Civil Litigation 101
Civil litigation is the broadest and most diverse section of the legal realm, wherein civil disputes are resolved between two or more persons, businesses and/or government agencies. Attorneys that practice civil litigation are commonly known as “litigators” or “trial lawyers” and help clients resolve disputes in pre-trial hearings, trials, arbitrations and mediations before administrative agencies, foreign tribunals, and federal, state and local courts. A few examples of such disputes include labor and employment, real estate lawsuits, construction, environmental law, civil rights, housing law, products liability, medical malpractice, personal injury, workers’ compensation, intellectual property, consumer law, education law and family law.
A significant portion of the population will have had involvement in civil litigation, either as a witness, the plaintiff (the party that brings the lawsuit or petition) or the defendant (the party that defends against the lawsuit or petition). Being a party is usually a fairly stressful event which can span from months to years and can cost up to tens of thousands of dollars or more, depending on the complexity of the case, the evidence involved and the case strategy that each party adopts. The cost to each party includes not only attorney’s fees, but also filing or court fees, sheriff service fees, deposition transcript fees, potentially the fees of one or more expert witnesses, and any out of pocket costs (such as for copies, travel, postage and the like). A single deposition can cost between several hundred to several thousands of dollars, depending on its length and number of exhibits.

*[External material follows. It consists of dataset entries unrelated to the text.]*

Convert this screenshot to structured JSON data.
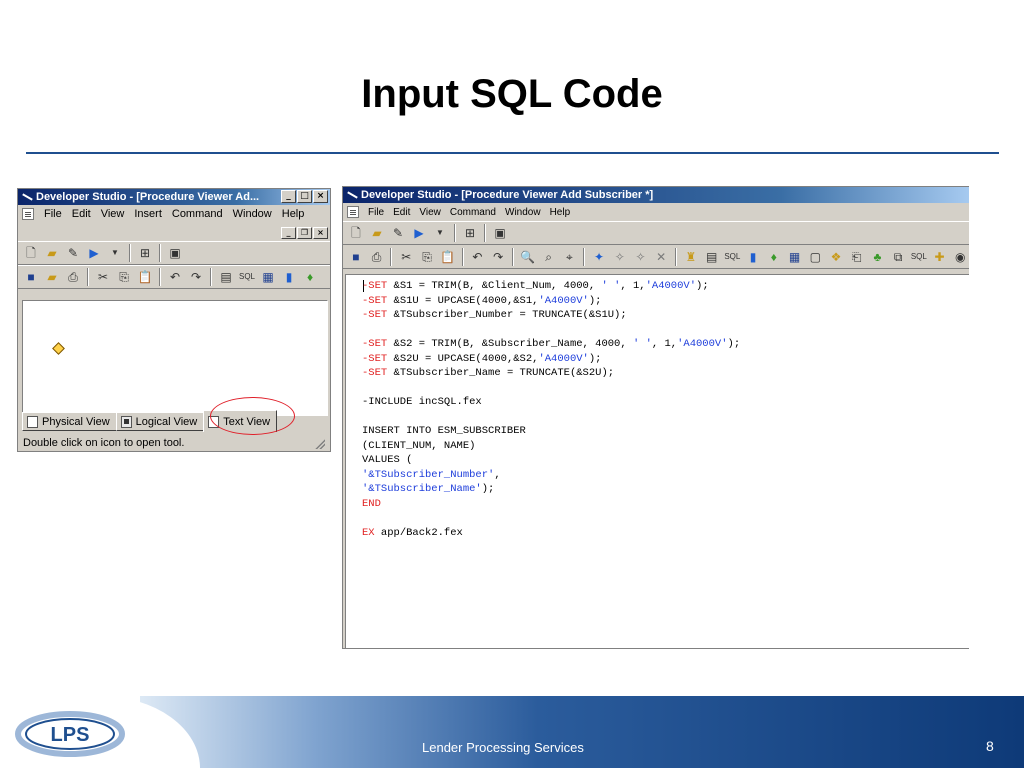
{
  "slide": {
    "title": "Input SQL Code",
    "footer": "Lender Processing Services",
    "page": "8"
  },
  "logo": {
    "text": "LPS"
  },
  "left_window": {
    "title": "Developer Studio - [Procedure Viewer Ad...",
    "menu": [
      "File",
      "Edit",
      "View",
      "Insert",
      "Command",
      "Window",
      "Help"
    ],
    "tabs": [
      "Physical View",
      "Logical View",
      "Text View"
    ],
    "status": "Double click on icon to open tool."
  },
  "right_window": {
    "title": "Developer Studio - [Procedure Viewer Add Subscriber *]",
    "menu": [
      "File",
      "Edit",
      "View",
      "Command",
      "Window",
      "Help"
    ]
  },
  "code_lines": [
    [
      [
        "kw",
        "-SET"
      ],
      [
        "t",
        " &S1 = TRIM(B, &Client_Num, 4000, "
      ],
      [
        "str",
        "' '"
      ],
      [
        "t",
        ", 1,"
      ],
      [
        "str",
        "'A4000V'"
      ],
      [
        "t",
        ");"
      ]
    ],
    [
      [
        "kw",
        "-SET"
      ],
      [
        "t",
        " &S1U = UPCASE(4000,&S1,"
      ],
      [
        "str",
        "'A4000V'"
      ],
      [
        "t",
        ");"
      ]
    ],
    [
      [
        "kw",
        "-SET"
      ],
      [
        "t",
        " &TSubscriber_Number = TRUNCATE(&S1U);"
      ]
    ],
    [
      [
        "t",
        ""
      ]
    ],
    [
      [
        "kw",
        "-SET"
      ],
      [
        "t",
        " &S2 = TRIM(B, &Subscriber_Name, 4000, "
      ],
      [
        "str",
        "' '"
      ],
      [
        "t",
        ", 1,"
      ],
      [
        "str",
        "'A4000V'"
      ],
      [
        "t",
        ");"
      ]
    ],
    [
      [
        "kw",
        "-SET"
      ],
      [
        "t",
        " &S2U = UPCASE(4000,&S2,"
      ],
      [
        "str",
        "'A4000V'"
      ],
      [
        "t",
        ");"
      ]
    ],
    [
      [
        "kw",
        "-SET"
      ],
      [
        "t",
        " &TSubscriber_Name = TRUNCATE(&S2U);"
      ]
    ],
    [
      [
        "t",
        ""
      ]
    ],
    [
      [
        "t",
        "-INCLUDE incSQL.fex"
      ]
    ],
    [
      [
        "t",
        ""
      ]
    ],
    [
      [
        "t",
        "INSERT INTO ESM_SUBSCRIBER"
      ]
    ],
    [
      [
        "t",
        "(CLIENT_NUM, NAME)"
      ]
    ],
    [
      [
        "t",
        "VALUES ("
      ]
    ],
    [
      [
        "str",
        "'&TSubscriber_Number'"
      ],
      [
        "t",
        ","
      ]
    ],
    [
      [
        "str",
        "'&TSubscriber_Name'"
      ],
      [
        "t",
        ");"
      ]
    ],
    [
      [
        "kw",
        "END"
      ]
    ],
    [
      [
        "t",
        ""
      ]
    ],
    [
      [
        "kw",
        "EX"
      ],
      [
        "t",
        " app/Back2.fex"
      ]
    ]
  ]
}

When you are faced with civil litigation, you are usually pitted against one or more other parties and your lawyer is your advocate who employs his or her skill and prowess, along with knowledge of legal rules and procedures, to help you achieve the best possible outcome under all of the facts and circumstances that are unique to your case. The path to achieving the outcome can involve several stages, up until the time that the matter is settled either voluntarily by the parties or by a disposition or order entered by the court, agency or tribunal. Litigation stages include initial investigation, pleadings (the formal documents filed with the court that contain the relief sought and the defenses against the relief sought), discovery (the time and labor intensive task of gathering and exchanging information through written interrogatories, document requests, subpoenas and oral depositions under oath), pretrial proceedings, potential settlement or trial, and even appeal. Civil litigation attorneys spend most of their time in the office investigating and researching claims and defenses, drafting documents, analyzing evidence and developing their cases and arguments, as opposed to the courtroom where these many hours or work are culminated into one or more hearings and/or a trial.
In each dispute that receives a final determination by the court, there is a winner and a loser. If a party is not pleased with the outcome of a hearing or a trial, it may appeal to the next highest tribunal. For example, in state court, small claims matters are appealed to district court, district court matters are generally appealed to superior court and superior court matters are generally appealed to the North Carolina Court of Appeals. Matters decided at the Court of Appeals may be appealed to the North Carolina Supreme Court, though this high court only accepts a percentage of cases that are appealed to it. The appellate courts (Court of Appeals and Supreme Court) have their own set of rules, in that they do not make new factual determinations, but rely upon the facts found in the lower court and consider whether error occurred at trial or in judicial interpretation or application of the law.
It is possible for the winner to spend more on the litigation itself than is recovered. For this reason, settlement efforts are usually worthwhile and some courts or tribunals require that the parties participate in a mediated settlement conference prior to the trial or hearing to see what issues can be worked out. It is common for the parties to settle one or more issues between them at mediation or by way of some other settlement effort. Sometimes, with client consent, the attorneys initiate settlement efforts themselves when they feel it is in their client’s best interest. It is important to hire a lawyer who can help navigate you through litigation decisions, such as when to make a settlement attempt or when to go to trial. It is also helpful to speak to lawyers before becoming involved in litigation about the potential length and cost of the litigation, as well as the remedies or possible outcomes if litigation is pursued. Lastly, it is crucial to keep the lines of communication open with your attorney and to carefully consider the attorney’s recommendations during the pendency of the litigation in order to achieve the best possible result. The stress felt by the parties during the litigation often become replaced with mutual relief once the dispute is over.
Susan L. Evans is a civil law litigator practicing state and federal law in Asheville, North Carolina, and surrounding areas. She has experience in employment, civil rights, business, contract, tort, consumer, real estate, construction and family law litigation. Her practice also includes appellate work. For more information, visit http://www.evanslaw-asheville.com/.